What is required:
Reproduce every record exactly.

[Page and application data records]
++++++++
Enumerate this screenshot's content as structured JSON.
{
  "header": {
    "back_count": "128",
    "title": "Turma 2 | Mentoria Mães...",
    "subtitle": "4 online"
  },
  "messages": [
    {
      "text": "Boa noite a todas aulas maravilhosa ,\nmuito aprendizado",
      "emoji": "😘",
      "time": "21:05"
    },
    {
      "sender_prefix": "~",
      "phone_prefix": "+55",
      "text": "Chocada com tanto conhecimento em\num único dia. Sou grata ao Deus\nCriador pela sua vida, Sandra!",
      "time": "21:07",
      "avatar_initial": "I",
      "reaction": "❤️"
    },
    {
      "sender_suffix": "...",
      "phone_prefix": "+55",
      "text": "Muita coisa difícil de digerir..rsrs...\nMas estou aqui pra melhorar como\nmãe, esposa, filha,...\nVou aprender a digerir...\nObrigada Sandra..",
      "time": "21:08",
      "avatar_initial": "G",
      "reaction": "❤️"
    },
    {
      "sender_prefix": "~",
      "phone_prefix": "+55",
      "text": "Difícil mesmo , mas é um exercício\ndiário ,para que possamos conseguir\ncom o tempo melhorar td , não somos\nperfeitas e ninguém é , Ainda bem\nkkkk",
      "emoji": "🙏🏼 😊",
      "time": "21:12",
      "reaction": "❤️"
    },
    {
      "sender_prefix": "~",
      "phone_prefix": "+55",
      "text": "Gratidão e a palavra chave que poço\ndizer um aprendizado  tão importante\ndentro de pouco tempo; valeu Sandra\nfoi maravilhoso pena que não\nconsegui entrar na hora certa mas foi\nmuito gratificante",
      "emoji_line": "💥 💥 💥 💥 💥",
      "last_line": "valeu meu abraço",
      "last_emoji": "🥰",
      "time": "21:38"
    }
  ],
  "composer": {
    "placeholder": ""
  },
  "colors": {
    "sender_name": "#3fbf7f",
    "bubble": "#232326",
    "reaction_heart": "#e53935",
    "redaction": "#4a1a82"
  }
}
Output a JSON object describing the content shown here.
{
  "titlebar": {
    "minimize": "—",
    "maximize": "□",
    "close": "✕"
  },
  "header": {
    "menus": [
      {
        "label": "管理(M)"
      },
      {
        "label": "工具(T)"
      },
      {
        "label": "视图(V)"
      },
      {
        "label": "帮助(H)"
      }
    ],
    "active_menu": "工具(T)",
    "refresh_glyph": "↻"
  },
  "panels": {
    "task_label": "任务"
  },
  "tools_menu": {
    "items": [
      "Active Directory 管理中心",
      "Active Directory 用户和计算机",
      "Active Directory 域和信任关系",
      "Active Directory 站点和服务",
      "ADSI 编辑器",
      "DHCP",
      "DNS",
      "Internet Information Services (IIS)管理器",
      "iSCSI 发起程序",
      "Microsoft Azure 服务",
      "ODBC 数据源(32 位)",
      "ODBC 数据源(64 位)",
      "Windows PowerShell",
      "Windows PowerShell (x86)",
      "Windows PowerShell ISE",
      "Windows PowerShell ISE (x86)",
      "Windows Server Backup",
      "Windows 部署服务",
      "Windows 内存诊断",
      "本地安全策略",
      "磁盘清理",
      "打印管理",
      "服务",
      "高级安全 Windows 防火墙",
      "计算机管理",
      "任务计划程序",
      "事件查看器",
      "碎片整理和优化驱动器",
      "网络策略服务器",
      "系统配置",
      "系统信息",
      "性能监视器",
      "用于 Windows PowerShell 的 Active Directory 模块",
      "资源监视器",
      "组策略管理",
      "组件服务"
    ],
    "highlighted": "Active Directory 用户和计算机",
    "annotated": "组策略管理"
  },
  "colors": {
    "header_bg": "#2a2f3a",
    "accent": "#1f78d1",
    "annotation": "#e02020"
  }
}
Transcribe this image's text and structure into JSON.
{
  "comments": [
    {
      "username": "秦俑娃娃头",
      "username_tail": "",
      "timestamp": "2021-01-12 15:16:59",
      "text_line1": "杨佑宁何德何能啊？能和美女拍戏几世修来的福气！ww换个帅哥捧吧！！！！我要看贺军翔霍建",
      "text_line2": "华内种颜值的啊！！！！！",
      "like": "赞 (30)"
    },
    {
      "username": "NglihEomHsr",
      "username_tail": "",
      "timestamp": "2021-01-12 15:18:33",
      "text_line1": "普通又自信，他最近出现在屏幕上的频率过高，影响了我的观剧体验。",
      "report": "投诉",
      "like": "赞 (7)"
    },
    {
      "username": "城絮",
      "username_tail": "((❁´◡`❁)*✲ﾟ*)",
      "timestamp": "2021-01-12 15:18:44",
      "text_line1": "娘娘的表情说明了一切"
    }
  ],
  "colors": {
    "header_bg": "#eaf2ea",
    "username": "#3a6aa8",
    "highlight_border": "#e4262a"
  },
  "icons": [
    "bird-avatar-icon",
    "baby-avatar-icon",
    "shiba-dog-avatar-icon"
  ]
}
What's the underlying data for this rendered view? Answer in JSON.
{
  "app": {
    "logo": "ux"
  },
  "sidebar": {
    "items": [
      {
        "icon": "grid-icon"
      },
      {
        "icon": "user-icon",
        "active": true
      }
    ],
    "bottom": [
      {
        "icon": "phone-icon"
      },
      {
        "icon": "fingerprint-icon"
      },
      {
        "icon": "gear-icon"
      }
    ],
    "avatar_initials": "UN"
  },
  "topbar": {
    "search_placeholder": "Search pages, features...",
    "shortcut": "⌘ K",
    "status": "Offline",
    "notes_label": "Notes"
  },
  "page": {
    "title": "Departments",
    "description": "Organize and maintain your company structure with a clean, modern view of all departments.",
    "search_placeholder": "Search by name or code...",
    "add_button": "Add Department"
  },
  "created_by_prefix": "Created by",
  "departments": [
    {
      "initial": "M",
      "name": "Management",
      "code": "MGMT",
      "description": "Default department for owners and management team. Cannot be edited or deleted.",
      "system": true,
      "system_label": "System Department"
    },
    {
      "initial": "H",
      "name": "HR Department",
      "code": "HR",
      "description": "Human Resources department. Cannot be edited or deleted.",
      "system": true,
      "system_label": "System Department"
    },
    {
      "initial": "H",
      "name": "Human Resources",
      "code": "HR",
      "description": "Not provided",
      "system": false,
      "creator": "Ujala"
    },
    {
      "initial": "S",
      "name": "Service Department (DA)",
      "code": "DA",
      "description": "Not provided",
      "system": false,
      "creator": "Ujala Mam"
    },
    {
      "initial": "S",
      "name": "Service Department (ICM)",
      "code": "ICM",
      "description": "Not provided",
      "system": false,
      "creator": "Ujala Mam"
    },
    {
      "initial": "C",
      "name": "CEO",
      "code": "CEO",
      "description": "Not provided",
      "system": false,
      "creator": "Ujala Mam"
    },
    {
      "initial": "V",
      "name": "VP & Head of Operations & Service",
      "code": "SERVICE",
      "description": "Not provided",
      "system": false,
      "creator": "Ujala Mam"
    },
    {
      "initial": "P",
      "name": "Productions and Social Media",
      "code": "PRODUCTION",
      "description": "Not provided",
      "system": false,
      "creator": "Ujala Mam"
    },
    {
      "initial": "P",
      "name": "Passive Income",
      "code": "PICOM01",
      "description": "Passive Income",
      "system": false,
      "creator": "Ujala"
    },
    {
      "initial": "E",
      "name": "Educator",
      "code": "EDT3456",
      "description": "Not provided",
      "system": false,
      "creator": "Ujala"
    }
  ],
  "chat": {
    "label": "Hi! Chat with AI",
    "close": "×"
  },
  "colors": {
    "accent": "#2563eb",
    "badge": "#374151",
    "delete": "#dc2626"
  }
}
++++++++
Solution:
Enumerate this screenshot's content as structured JSON.
{
  "header": {
    "back_count": "128",
    "title": "Turma 2 | Mentoria Mães...",
    "subtitle": "4 online"
  },
  "messages": [
    {
      "text": "Boa noite a todas aulas maravilhosa ,\nmuito aprendizado",
      "emoji": "😘",
      "time": "21:05"
    },
    {
      "sender_prefix": "~",
      "phone_prefix": "+55",
      "text": "Chocada com tanto conhecimento em\num único dia. Sou grata ao Deus\nCriador pela sua vida, Sandra!",
      "time": "21:07",
      "avatar_initial": "I",
      "reaction": "❤️"
    },
    {
      "sender_suffix": "...",
      "phone_prefix": "+55",
      "text": "Muita coisa difícil de digerir..rsrs...\nMas estou aqui pra melhorar como\nmãe, esposa, filha,...\nVou aprender a digerir...\nObrigada Sandra..",
      "time": "21:08",
      "avatar_initial": "G",
      "reaction": "❤️"
    },
    {
      "sender_prefix": "~",
      "phone_prefix": "+55",
      "text": "Difícil mesmo , mas é um exercício\ndiário ,para que possamos conseguir\ncom o tempo melhorar td , não somos\nperfeitas e ninguém é , Ainda bem\nkkkk",
      "emoji": "🙏🏼 😊",
      "time": "21:12",
      "reaction": "❤️"
    },
    {
      "sender_prefix": "~",
      "phone_prefix": "+55",
      "text": "Gratidão e a palavra chave que poço\ndizer um aprendizado  tão importante\ndentro de pouco tempo; valeu Sandra\nfoi maravilhoso pena que não\nconsegui entrar na hora certa mas foi\nmuito gratificante",
      "emoji_line": "💥 💥 💥 💥 💥",
      "last_line": "valeu meu abraço",
      "last_emoji": "🥰",
      "time": "21:38"
    }
  ],
  "composer": {
    "placeholder": ""
  },
  "colors": {
    "sender_name": "#3fbf7f",
    "bubble": "#232326",
    "reaction_heart": "#e53935",
    "redaction": "#4a1a82"
  }
}
Output a JSON object describing the content shown here.
{
  "titlebar": {
    "minimize": "—",
    "maximize": "□",
    "close": "✕"
  },
  "header": {
    "menus": [
      {
        "label": "管理(M)"
      },
      {
        "label": "工具(T)"
      },
      {
        "label": "视图(V)"
      },
      {
        "label": "帮助(H)"
      }
    ],
    "active_menu": "工具(T)",
    "refresh_glyph": "↻"
  },
  "panels": {
    "task_label": "任务"
  },
  "tools_menu": {
    "items": [
      "Active Directory 管理中心",
      "Active Directory 用户和计算机",
      "Active Directory 域和信任关系",
      "Active Directory 站点和服务",
      "ADSI 编辑器",
      "DHCP",
      "DNS",
      "Internet Information Services (IIS)管理器",
      "iSCSI 发起程序",
      "Microsoft Azure 服务",
      "ODBC 数据源(32 位)",
      "ODBC 数据源(64 位)",
      "Windows PowerShell",
      "Windows PowerShell (x86)",
      "Windows PowerShell ISE",
      "Windows PowerShell ISE (x86)",
      "Windows Server Backup",
      "Windows 部署服务",
      "Windows 内存诊断",
      "本地安全策略",
      "磁盘清理",
      "打印管理",
      "服务",
      "高级安全 Windows 防火墙",
      "计算机管理",
      "任务计划程序",
      "事件查看器",
      "碎片整理和优化驱动器",
      "网络策略服务器",
      "系统配置",
      "系统信息",
      "性能监视器",
      "用于 Windows PowerShell 的 Active Directory 模块",
      "资源监视器",
      "组策略管理",
      "组件服务"
    ],
    "highlighted": "Active Directory 用户和计算机",
    "annotated": "组策略管理"
  },
  "colors": {
    "header_bg": "#2a2f3a",
    "accent": "#1f78d1",
    "annotation": "#e02020"
  }
}
Transcribe this image's text and structure into JSON.
{
  "comments": [
    {
      "username": "秦俑娃娃头",
      "username_tail": "",
      "timestamp": "2021-01-12 15:16:59",
      "text_line1": "杨佑宁何德何能啊？能和美女拍戏几世修来的福气！ww换个帅哥捧吧！！！！我要看贺军翔霍建",
      "text_line2": "华内种颜值的啊！！！！！",
      "like": "赞 (30)"
    },
    {
      "username": "NglihEomHsr",
      "username_tail": "",
      "timestamp": "2021-01-12 15:18:33",
      "text_line1": "普通又自信，他最近出现在屏幕上的频率过高，影响了我的观剧体验。",
      "report": "投诉",
      "like": "赞 (7)"
    },
    {
      "username": "城絮",
      "username_tail": "((❁´◡`❁)*✲ﾟ*)",
      "timestamp": "2021-01-12 15:18:44",
      "text_line1": "娘娘的表情说明了一切"
    }
  ],
  "colors": {
    "header_bg": "#eaf2ea",
    "username": "#3a6aa8",
    "highlight_border": "#e4262a"
  },
  "icons": [
    "bird-avatar-icon",
    "baby-avatar-icon",
    "shiba-dog-avatar-icon"
  ]
}
What's the underlying data for this rendered view? Answer in JSON.
{
  "app": {
    "logo": "ux"
  },
  "sidebar": {
    "items": [
      {
        "icon": "grid-icon"
      },
      {
        "icon": "user-icon",
        "active": true
      }
    ],
    "bottom": [
      {
        "icon": "phone-icon"
      },
      {
        "icon": "fingerprint-icon"
      },
      {
        "icon": "gear-icon"
      }
    ],
    "avatar_initials": "UN"
  },
  "topbar": {
    "search_placeholder": "Search pages, features...",
    "shortcut": "⌘ K",
    "status": "Offline",
    "notes_label": "Notes"
  },
  "page": {
    "title": "Departments",
    "description": "Organize and maintain your company structure with a clean, modern view of all departments.",
    "search_placeholder": "Search by name or code...",
    "add_button": "Add Department"
  },
  "created_by_prefix": "Created by",
  "departments": [
    {
      "initial": "M",
      "name": "Management",
      "code": "MGMT",
      "description": "Default department for owners and management team. Cannot be edited or deleted.",
      "system": true,
      "system_label": "System Department"
    },
    {
      "initial": "H",
      "name": "HR Department",
      "code": "HR",
      "description": "Human Resources department. Cannot be edited or deleted.",
      "system": true,
      "system_label": "System Department"
    },
    {
      "initial": "H",
      "name": "Human Resources",
      "code": "HR",
      "description": "Not provided",
      "system": false,
      "creator": "Ujala"
    },
    {
      "initial": "S",
      "name": "Service Department (DA)",
      "code": "DA",
      "description": "Not provided",
      "system": false,
      "creator": "Ujala Mam"
    },
    {
      "initial": "S",
      "name": "Service Department (ICM)",
      "code": "ICM",
      "description": "Not provided",
      "system": false,
      "creator": "Ujala Mam"
    },
    {
      "initial": "C",
      "name": "CEO",
      "code": "CEO",
      "description": "Not provided",
      "system": false,
      "creator": "Ujala Mam"
    },
    {
      "initial": "V",
      "name": "VP & Head of Operations & Service",
      "code": "SERVICE",
      "description": "Not provided",
      "system": false,
      "creator": "Ujala Mam"
    },
    {
      "initial": "P",
      "name": "Productions and Social Media",
      "code": "PRODUCTION",
      "description": "Not provided",
      "system": false,
      "creator": "Ujala Mam"
    },
    {
      "initial": "P",
      "name": "Passive Income",
      "code": "PICOM01",
      "description": "Passive Income",
      "system": false,
      "creator": "Ujala"
    },
    {
      "initial": "E",
      "name": "Educator",
      "code": "EDT3456",
      "description": "Not provided",
      "system": false,
      "creator": "Ujala"
    }
  ],
  "chat": {
    "label": "Hi! Chat with AI",
    "close": "×"
  },
  "colors": {
    "accent": "#2563eb",
    "badge": "#374151",
    "delete": "#dc2626"
  }
}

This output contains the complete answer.